→ **Data about app and page elements**:
━━━━━━━━━━
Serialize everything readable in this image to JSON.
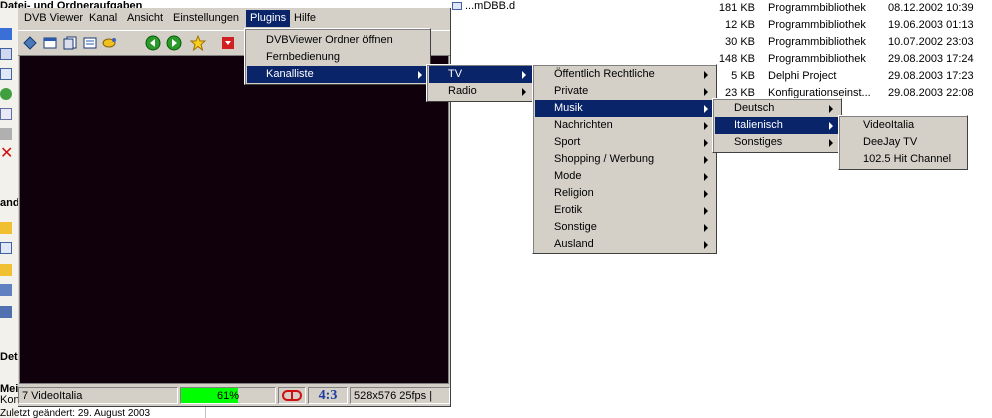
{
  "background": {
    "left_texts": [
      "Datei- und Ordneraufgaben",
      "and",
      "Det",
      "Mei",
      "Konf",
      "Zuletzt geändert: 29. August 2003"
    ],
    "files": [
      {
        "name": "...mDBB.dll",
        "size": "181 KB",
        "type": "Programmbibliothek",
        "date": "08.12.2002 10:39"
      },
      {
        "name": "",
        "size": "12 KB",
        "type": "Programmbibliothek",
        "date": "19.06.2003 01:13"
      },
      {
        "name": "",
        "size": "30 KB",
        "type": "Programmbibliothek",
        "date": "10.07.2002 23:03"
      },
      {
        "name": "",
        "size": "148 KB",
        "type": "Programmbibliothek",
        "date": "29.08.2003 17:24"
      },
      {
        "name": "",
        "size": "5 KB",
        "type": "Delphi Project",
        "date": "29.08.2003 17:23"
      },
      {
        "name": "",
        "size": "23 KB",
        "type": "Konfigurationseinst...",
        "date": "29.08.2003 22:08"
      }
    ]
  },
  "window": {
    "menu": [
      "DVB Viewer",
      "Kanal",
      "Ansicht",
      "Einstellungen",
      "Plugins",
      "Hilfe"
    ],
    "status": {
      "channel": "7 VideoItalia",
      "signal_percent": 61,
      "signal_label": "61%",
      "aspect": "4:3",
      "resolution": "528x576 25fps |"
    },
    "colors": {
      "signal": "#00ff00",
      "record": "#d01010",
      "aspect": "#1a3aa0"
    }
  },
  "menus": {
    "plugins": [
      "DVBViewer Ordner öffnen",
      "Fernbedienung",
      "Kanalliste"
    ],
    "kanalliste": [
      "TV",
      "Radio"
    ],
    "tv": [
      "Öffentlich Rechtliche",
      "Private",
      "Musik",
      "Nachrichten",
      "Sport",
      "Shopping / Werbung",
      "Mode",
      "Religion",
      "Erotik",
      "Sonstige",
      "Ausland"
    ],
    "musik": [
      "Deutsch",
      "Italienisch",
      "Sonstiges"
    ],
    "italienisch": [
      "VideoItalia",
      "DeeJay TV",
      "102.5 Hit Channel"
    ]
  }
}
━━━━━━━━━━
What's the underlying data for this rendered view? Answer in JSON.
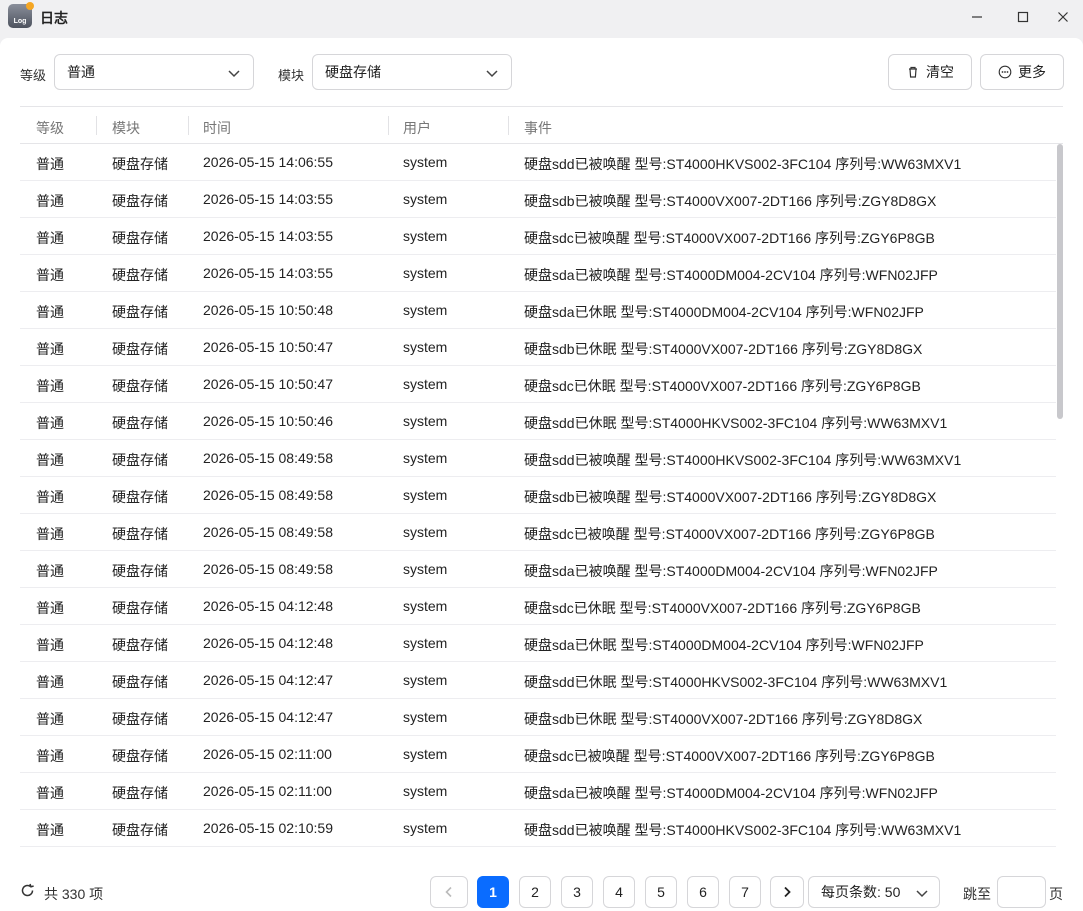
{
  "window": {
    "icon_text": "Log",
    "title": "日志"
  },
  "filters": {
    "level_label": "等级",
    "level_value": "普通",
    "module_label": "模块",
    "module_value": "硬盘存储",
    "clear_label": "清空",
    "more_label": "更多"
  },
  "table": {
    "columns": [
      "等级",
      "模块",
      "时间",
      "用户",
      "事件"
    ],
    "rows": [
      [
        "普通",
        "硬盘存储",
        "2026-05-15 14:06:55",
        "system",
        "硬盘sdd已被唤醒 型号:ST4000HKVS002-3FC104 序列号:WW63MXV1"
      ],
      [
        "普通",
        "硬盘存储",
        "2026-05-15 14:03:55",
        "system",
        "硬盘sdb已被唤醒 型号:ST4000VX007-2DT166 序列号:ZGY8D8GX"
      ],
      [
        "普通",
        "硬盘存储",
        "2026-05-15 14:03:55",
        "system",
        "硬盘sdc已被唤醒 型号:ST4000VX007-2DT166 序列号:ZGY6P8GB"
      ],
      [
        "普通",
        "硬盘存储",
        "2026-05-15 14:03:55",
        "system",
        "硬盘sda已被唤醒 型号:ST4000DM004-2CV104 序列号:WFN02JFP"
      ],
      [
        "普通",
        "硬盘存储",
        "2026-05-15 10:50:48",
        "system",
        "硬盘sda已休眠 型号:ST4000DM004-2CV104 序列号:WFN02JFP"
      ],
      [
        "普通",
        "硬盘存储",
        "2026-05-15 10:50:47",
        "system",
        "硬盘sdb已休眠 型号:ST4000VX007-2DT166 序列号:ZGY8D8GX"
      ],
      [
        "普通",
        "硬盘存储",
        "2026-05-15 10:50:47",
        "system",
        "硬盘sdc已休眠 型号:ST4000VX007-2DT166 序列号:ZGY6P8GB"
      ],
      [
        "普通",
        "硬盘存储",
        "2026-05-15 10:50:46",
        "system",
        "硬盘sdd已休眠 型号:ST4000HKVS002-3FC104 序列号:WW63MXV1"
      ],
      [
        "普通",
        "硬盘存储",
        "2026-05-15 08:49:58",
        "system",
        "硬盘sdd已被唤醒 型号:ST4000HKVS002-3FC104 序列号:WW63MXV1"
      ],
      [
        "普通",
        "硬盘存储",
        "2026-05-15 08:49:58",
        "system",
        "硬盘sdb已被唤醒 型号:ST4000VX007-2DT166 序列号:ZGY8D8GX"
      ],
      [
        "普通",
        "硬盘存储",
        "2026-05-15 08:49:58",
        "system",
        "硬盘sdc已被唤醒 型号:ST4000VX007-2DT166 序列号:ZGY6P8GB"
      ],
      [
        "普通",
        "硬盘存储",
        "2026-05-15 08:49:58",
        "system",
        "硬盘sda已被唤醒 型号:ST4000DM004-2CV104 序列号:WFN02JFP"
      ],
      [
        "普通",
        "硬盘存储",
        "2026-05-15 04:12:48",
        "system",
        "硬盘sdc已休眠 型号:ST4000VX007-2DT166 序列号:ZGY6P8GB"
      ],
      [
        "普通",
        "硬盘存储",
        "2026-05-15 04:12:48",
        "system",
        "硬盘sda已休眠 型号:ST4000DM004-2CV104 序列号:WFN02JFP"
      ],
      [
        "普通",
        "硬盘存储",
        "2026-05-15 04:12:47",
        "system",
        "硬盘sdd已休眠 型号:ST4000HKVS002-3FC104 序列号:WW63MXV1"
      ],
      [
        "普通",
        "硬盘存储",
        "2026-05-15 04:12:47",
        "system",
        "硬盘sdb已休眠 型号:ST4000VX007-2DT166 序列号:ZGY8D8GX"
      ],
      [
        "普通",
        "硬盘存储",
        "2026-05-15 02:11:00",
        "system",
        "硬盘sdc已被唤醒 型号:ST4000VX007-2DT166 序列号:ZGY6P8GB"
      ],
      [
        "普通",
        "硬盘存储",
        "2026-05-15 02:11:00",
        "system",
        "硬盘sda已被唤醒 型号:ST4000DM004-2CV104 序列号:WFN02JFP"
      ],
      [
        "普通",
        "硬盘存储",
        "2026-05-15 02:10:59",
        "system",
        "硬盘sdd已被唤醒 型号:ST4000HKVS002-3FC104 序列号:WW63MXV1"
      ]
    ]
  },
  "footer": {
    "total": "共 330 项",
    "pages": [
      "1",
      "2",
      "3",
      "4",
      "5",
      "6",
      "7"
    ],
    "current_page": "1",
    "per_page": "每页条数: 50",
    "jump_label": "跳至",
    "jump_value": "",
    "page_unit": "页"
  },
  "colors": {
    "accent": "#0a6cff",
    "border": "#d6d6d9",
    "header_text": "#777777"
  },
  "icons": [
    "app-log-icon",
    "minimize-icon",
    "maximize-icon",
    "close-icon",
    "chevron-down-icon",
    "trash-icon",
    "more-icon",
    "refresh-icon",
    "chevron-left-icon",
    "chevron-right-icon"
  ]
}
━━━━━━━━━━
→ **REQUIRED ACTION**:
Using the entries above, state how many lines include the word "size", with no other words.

→ **ANSWER FOR THIS EXERCISE**:
6